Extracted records
BEGIN

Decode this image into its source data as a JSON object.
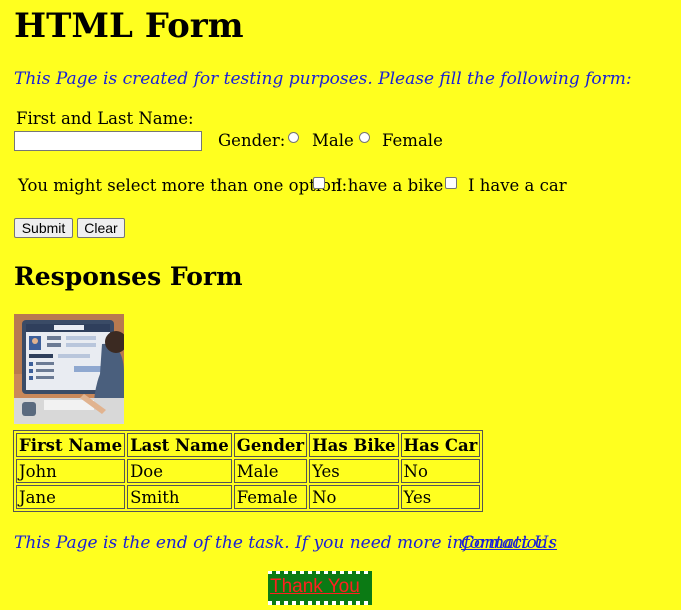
{
  "page": {
    "title": "HTML Form",
    "intro": "This Page is created for testing purposes. Please fill the following form:"
  },
  "form": {
    "name_label": "First and Last Name:",
    "name_value": "",
    "gender_label": "Gender:",
    "gender_options": [
      "Male",
      "Female"
    ],
    "options_label": "You might select more than one option:",
    "checkbox_options": [
      "I have a bike",
      "I have a car"
    ],
    "submit_label": "Submit",
    "clear_label": "Clear"
  },
  "responses": {
    "title": "Responses Form",
    "image_alt": "person filling an online form",
    "headers": [
      "First Name",
      "Last Name",
      "Gender",
      "Has Bike",
      "Has Car"
    ],
    "rows": [
      [
        "John",
        "Doe",
        "Male",
        "Yes",
        "No"
      ],
      [
        "Jane",
        "Smith",
        "Female",
        "No",
        "Yes"
      ]
    ]
  },
  "footer": {
    "note": "This Page is the end of the task. If you need more information:",
    "contact_label": "Contact Us",
    "thanks_label": "Thank You"
  },
  "colors": {
    "background": "#ffff1f",
    "italic_text": "#1a20d6",
    "thanks_bg": "#0b7a14",
    "thanks_text": "#ff2020"
  }
}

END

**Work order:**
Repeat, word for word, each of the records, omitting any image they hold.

**Answer box:**
Decode this image into its source data as a JSON object.
{
  "page": {
    "title": "HTML Form",
    "intro": "This Page is created for testing purposes. Please fill the following form:"
  },
  "form": {
    "name_label": "First and Last Name:",
    "name_value": "",
    "gender_label": "Gender:",
    "gender_options": [
      "Male",
      "Female"
    ],
    "options_label": "You might select more than one option:",
    "checkbox_options": [
      "I have a bike",
      "I have a car"
    ],
    "submit_label": "Submit",
    "clear_label": "Clear"
  },
  "responses": {
    "title": "Responses Form",
    "image_alt": "person filling an online form",
    "headers": [
      "First Name",
      "Last Name",
      "Gender",
      "Has Bike",
      "Has Car"
    ],
    "rows": [
      [
        "John",
        "Doe",
        "Male",
        "Yes",
        "No"
      ],
      [
        "Jane",
        "Smith",
        "Female",
        "No",
        "Yes"
      ]
    ]
  },
  "footer": {
    "note": "This Page is the end of the task. If you need more information:",
    "contact_label": "Contact Us",
    "thanks_label": "Thank You"
  },
  "colors": {
    "background": "#ffff1f",
    "italic_text": "#1a20d6",
    "thanks_bg": "#0b7a14",
    "thanks_text": "#ff2020"
  }
}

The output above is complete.